Graves too is not without his depths. To Dru he first he came off as naive, but as she gets to know him she learns he’s smarter and more resilient than she’d expected. I’m always happy (um, possibly biased) to see half-asian characters in books so he’s already a positive addition to the book there, but his sense of humor in scary situations also endeared me to him. I hope in the next book we can learn a bit more about his back story (and Dru’s).

Lots of action is going on as Dru and Graves run into supernatural creatures I was not familiar with along with some familiar ones (werewolves, vampires, zombies) with their own special twist. The zombie scene was particularly nerve wracking and brought to mind those horror movies where you have to watch through your hands! But maybe I’m the only chicken who does that.

It’s a sensory read – for example, weather is one of the things I found very well described. It’s winter in the Dakotas, and the descriptions of the cold and the snow and ice in a small town were prevalent throughout the book. Boy, am I glad it’s spring now because St. Crow’s descriptions took me to a place with bad winter storms and a hushed world covered in white.

Overall: If you want a recommendation for a young adult urban fantasy, I’d put this on the list. It has a serious, believable teen as a protagonist and the creatures that roam around in this book are really creepy.  It’s refreshing to read an urban fantasy aimed at teens that doesn’t have a high school cliche as a main character  because I don’t recall knowing anyone really like that.  Dru on the other hand is tough, but she’s also vulnerable and scared and thinks that she’s just a kid, and she is believable. This is the start to a very promising series.

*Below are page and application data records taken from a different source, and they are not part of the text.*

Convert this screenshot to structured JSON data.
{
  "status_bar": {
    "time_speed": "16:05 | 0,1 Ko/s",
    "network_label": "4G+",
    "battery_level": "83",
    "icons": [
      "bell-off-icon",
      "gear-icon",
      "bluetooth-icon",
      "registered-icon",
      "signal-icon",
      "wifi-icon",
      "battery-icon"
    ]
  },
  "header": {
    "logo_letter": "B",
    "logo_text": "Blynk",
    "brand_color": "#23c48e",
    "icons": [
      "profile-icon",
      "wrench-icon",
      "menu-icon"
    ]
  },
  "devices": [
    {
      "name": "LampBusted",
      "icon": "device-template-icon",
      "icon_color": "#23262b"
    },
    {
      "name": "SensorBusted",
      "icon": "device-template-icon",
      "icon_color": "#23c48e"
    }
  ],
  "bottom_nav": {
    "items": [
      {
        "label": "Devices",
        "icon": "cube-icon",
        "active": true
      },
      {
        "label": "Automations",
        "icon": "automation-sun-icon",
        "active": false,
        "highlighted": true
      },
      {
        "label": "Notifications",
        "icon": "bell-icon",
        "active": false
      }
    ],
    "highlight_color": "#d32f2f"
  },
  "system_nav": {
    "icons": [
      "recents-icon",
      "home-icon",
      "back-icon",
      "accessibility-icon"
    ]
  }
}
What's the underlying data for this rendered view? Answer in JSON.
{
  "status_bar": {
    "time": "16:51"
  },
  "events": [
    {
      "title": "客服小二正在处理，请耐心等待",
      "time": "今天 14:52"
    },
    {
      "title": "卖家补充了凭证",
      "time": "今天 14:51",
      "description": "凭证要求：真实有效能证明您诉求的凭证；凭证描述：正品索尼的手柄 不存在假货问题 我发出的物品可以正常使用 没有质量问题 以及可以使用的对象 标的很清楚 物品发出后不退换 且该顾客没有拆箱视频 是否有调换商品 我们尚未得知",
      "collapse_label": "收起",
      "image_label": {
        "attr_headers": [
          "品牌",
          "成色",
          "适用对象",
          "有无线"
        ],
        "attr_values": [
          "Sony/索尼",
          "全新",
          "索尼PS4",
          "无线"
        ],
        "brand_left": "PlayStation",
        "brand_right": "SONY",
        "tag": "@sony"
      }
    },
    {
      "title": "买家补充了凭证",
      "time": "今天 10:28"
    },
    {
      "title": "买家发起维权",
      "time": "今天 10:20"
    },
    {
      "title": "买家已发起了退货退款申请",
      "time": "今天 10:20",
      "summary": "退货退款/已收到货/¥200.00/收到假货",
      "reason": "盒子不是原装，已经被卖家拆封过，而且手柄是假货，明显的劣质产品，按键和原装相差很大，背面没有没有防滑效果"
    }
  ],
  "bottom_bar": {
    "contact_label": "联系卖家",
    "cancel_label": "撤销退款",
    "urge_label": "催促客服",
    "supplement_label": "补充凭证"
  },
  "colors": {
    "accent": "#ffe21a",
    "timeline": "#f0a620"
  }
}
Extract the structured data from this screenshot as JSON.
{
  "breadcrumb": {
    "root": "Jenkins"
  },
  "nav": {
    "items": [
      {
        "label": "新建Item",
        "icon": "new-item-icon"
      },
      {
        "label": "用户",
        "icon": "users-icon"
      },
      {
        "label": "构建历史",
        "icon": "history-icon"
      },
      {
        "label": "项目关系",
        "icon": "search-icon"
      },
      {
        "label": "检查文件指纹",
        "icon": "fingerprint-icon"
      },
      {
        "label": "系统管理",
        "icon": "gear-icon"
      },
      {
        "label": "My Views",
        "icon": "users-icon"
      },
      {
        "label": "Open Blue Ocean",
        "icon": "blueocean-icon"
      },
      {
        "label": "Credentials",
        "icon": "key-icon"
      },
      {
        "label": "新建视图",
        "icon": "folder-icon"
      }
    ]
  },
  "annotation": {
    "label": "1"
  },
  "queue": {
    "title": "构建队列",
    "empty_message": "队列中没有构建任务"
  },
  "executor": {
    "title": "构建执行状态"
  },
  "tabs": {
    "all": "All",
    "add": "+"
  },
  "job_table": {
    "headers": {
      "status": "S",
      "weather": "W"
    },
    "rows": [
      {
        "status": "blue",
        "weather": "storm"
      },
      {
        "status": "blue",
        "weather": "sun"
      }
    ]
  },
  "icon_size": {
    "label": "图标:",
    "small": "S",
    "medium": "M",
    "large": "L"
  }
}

Strange Angels is available May 14th.

Betrayals (book 2) is available November 17th (this date I’m not 100% sure of)

Reviews elsewhere: